Alaska representatives pose tough questions on scoping, comment extension denial, and financial feasibility of “Small” mine
Juneau, AK, – In a hearing cut short yesterday by the Army Corps of Engineers (Corps), the Alaska House Resources Committee heard about the Pebble project Draft Environmental Impact Statement (DEIS) from Corps staff , Sheila Newman and David Hobbie. The presentation by the Corps of Engineers followed a series of hearings examining the project plan and federal government’s analysis.
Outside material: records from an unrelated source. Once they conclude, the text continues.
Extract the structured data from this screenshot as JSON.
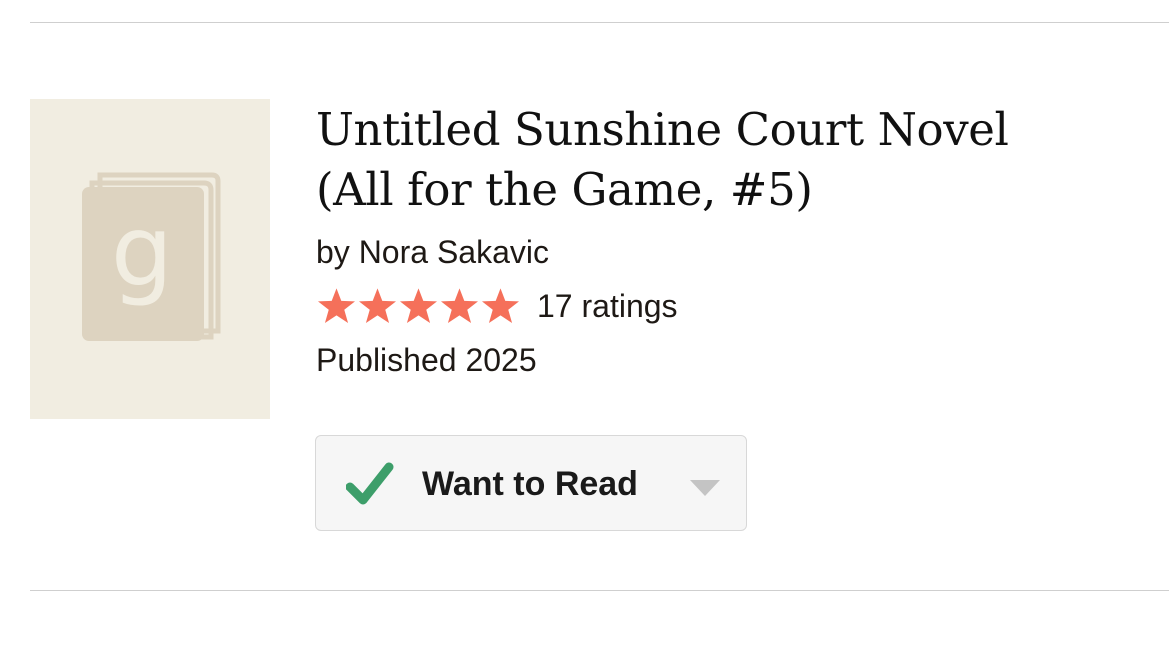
{
  "book": {
    "title_line1": "Untitled Sunshine Court Novel",
    "title_line2": "(All for the Game, #5)",
    "author": "by Nora Sakavic",
    "rating": {
      "stars": 5,
      "max_stars": 5,
      "star_color": "#f5705a"
    },
    "ratings_count": "17 ratings",
    "published": "Published 2025"
  },
  "cover": {
    "icon": "goodreads-placeholder-book-icon",
    "background_color": "#f1ede1",
    "icon_color": "#ddd3c0"
  },
  "shelf": {
    "label": "Want to Read",
    "check_icon": "check-icon",
    "check_color": "#3d9e6a",
    "dropdown_icon": "chevron-down-icon"
  }
}
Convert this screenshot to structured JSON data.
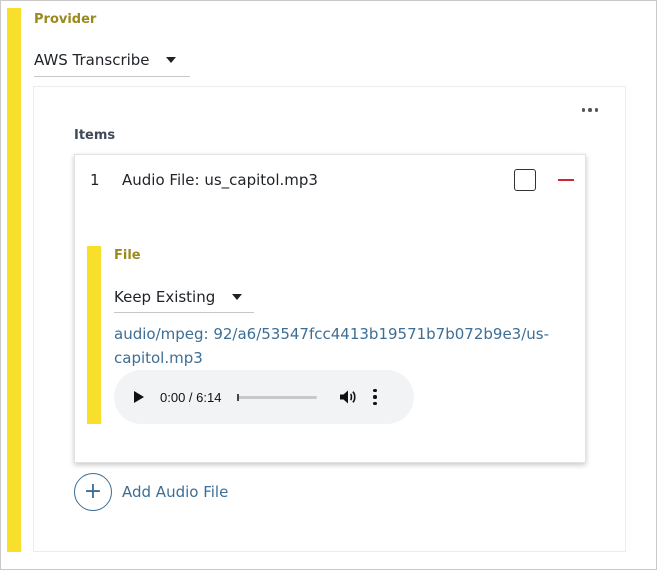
{
  "provider": {
    "label": "Provider",
    "selected": "AWS Transcribe"
  },
  "items_section": {
    "label": "Items",
    "items": [
      {
        "number": "1",
        "title": "Audio File: us_capitol.mp3",
        "file": {
          "label": "File",
          "selected": "Keep Existing",
          "link": "audio/mpeg: 92/a6/53547fcc4413b19571b7b072b9e3/us-capitol.mp3",
          "player": {
            "time": "0:00 / 6:14",
            "progress": 0
          }
        }
      }
    ],
    "add_label": "Add Audio File"
  },
  "colors": {
    "accent_bar": "#f7df2c",
    "label": "#9a8a1e",
    "link": "#3d6e95",
    "remove": "#d0262f"
  },
  "icons": [
    "caret-down-icon",
    "kebab-menu-icon",
    "checkbox-icon",
    "minus-icon",
    "play-icon",
    "volume-icon",
    "more-vertical-icon",
    "plus-circle-icon"
  ]
}
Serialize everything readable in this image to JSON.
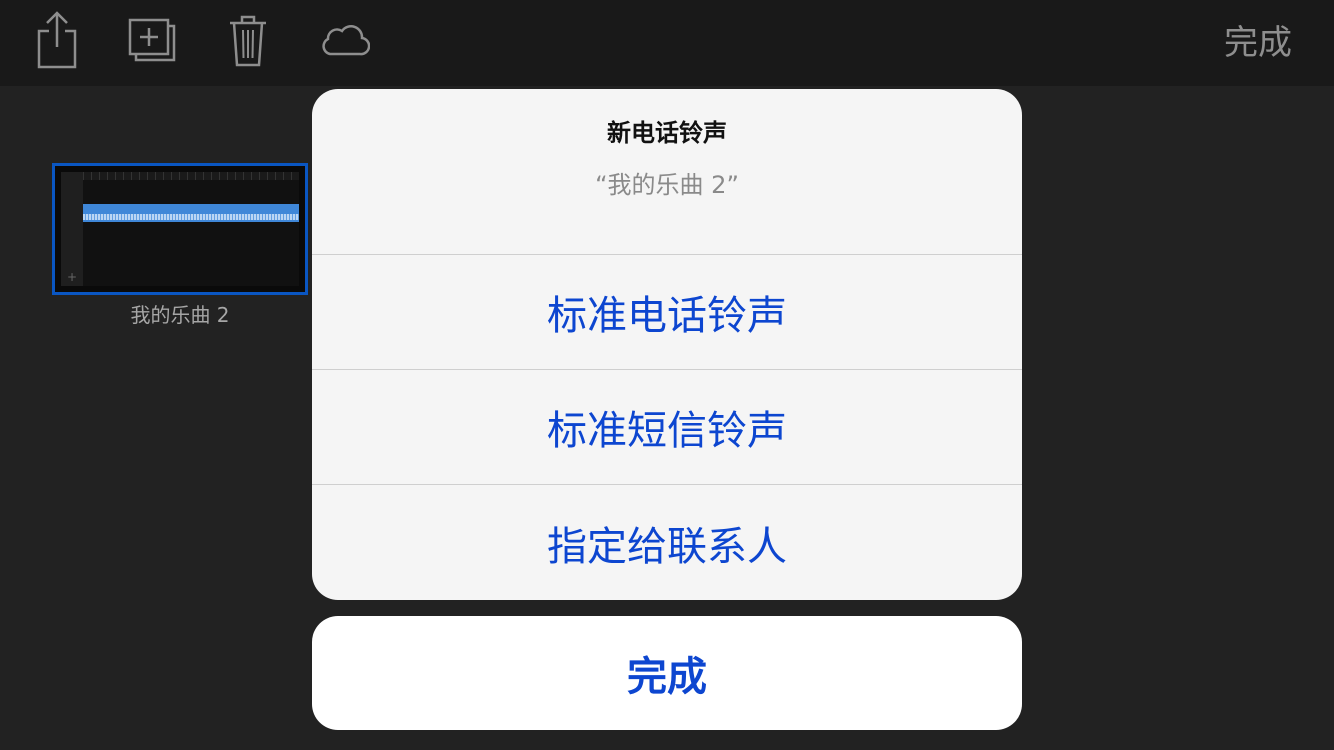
{
  "toolbar": {
    "icons": [
      "share-icon",
      "duplicate-icon",
      "trash-icon",
      "cloud-icon"
    ],
    "done_label": "完成"
  },
  "project": {
    "name": "我的乐曲 2"
  },
  "action_sheet": {
    "title": "新电话铃声",
    "message": "“我的乐曲 2”",
    "items": [
      {
        "label": "标准电话铃声"
      },
      {
        "label": "标准短信铃声"
      },
      {
        "label": "指定给联系人"
      }
    ],
    "cancel_label": "完成"
  },
  "colors": {
    "accent": "#0d46d0",
    "background": "#222222",
    "toolbar": "#191919",
    "sheet": "#f5f5f5",
    "selection_border": "#0a56c2"
  }
}
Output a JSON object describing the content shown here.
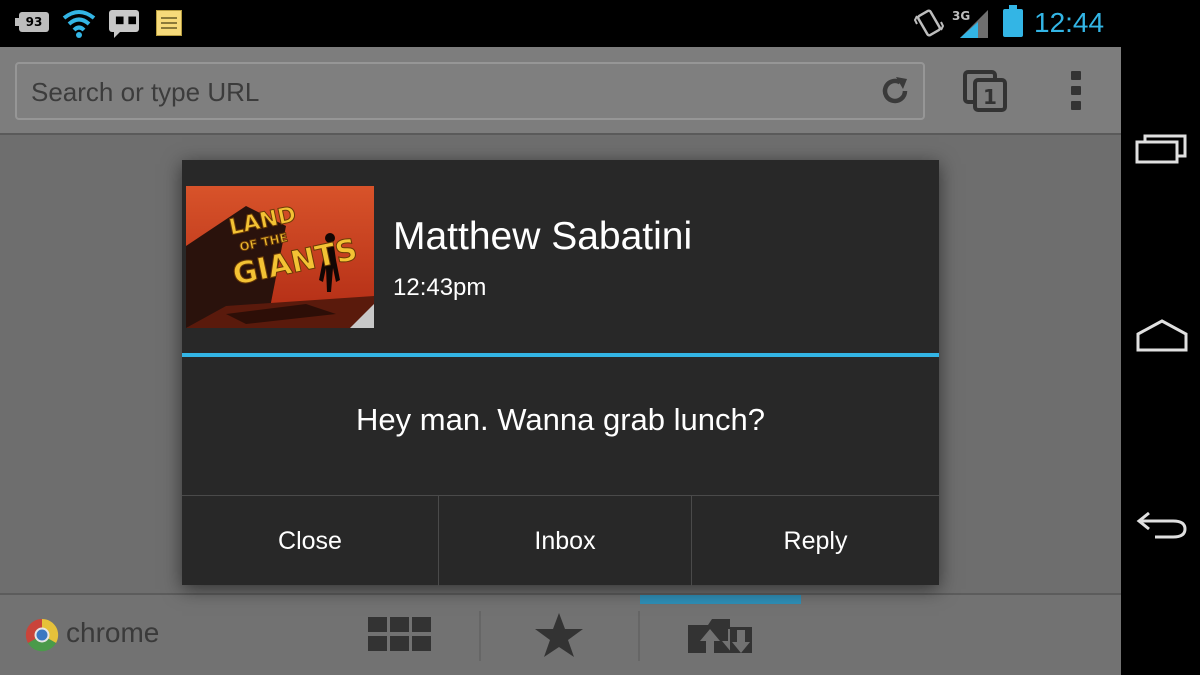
{
  "status_bar": {
    "notification_count": "93",
    "time": "12:44",
    "network_type": "3G",
    "icons": [
      "notification-badge-icon",
      "wifi-icon",
      "message-icon",
      "notes-icon",
      "vibrate-icon",
      "signal-icon",
      "battery-icon"
    ],
    "accent_color": "#33b5e5"
  },
  "browser": {
    "url_placeholder": "Search or type URL",
    "tab_count": "1",
    "brand_label": "chrome"
  },
  "dialog": {
    "sender": "Matthew Sabatini",
    "time": "12:43pm",
    "avatar_text_lines": [
      "LAND",
      "OF THE",
      "GIANTS"
    ],
    "message": "Hey man. Wanna grab lunch?",
    "buttons": {
      "close": "Close",
      "inbox": "Inbox",
      "reply": "Reply"
    }
  },
  "navbar": {
    "icons": [
      "recent-apps-icon",
      "home-icon",
      "back-icon"
    ]
  }
}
Alaskans have long been promised the highest possible bar in assessing this mine given the world-class salmon resources at stake. Notably, Senator Lisa Murkowski, the Chairman of the Energy and Natural Resources Committee said, “With the company now having filed its application, I expect that a fair, rigorous, and transparent process will soon begin so that Alaskans can understand the impacts and risks, as well as the potential benefits associated with this project.” Yet, in the hearing yesterday, Corps responses to legislators questions only reinforced the widespread concerns by Alaskans that the current DEIS is not providing the rigorous or credible process promised.
“Bristol Bay is world-class and the Pebble Mine should undergo the highest standards of review. What we have in front of us right now is a document that fails to meet basic standards. The Corps is ignoring Alaskans and the concerns of well-respected scientists and rushing through this in a way that is a disservice to Alaskans and the thousands of businesses that depend on Bristol Bay’s fisheries, said Nelli Williams, Trout Unlimited’s Alaska Director.
One example is when asked about land access, the Corps’ David Hobbie affirmed that if access is denied by a landowner then it should not be considered as a practicable alternative in the EIS. However, earlier this week Jason Metrokin CEO of Bristol Bay Native Corporation testified before the same committee that BBNC is unwilling to grant Pebble access to their land.
“I’m very disappointed with the evasive and incomplete responses I heard from the Army Corps about the obvious shortcomings in this draft EIS today” said Alannah Hurley, Executive Director of United Tribes of Bristol Bay. “They seemed to be talking out of both sides of their mouths. To say they don’t consider land ownership when reviewing alternatives but they must consider the 21 public interest factors which clearly lists ‘consideration of property ownership’ is total doublespeak. According to their own testimony on this point, all of the proposed action alternatives in the EIS should be determined unviable.”
The Pebble deposit lies in a location that, if mined, will impact critical salmon habitat and water quality in two major river systems that support one of Alaska’s most prized commercial and recreational fisheries. Salmon are also a cornerstone of Yupik and Deni’ana cultures which have lived off of the land and salmon in Bristol Bay since time immemorial.
Alaskans have until May 30th to provide input on the DEIS for the proposed Pebble Mine.
You can watch Friday’s hearing here: //www.akleg.gov/basis/Meeting/Detail?Meeting=HRES%202019-04-05%2013:00:00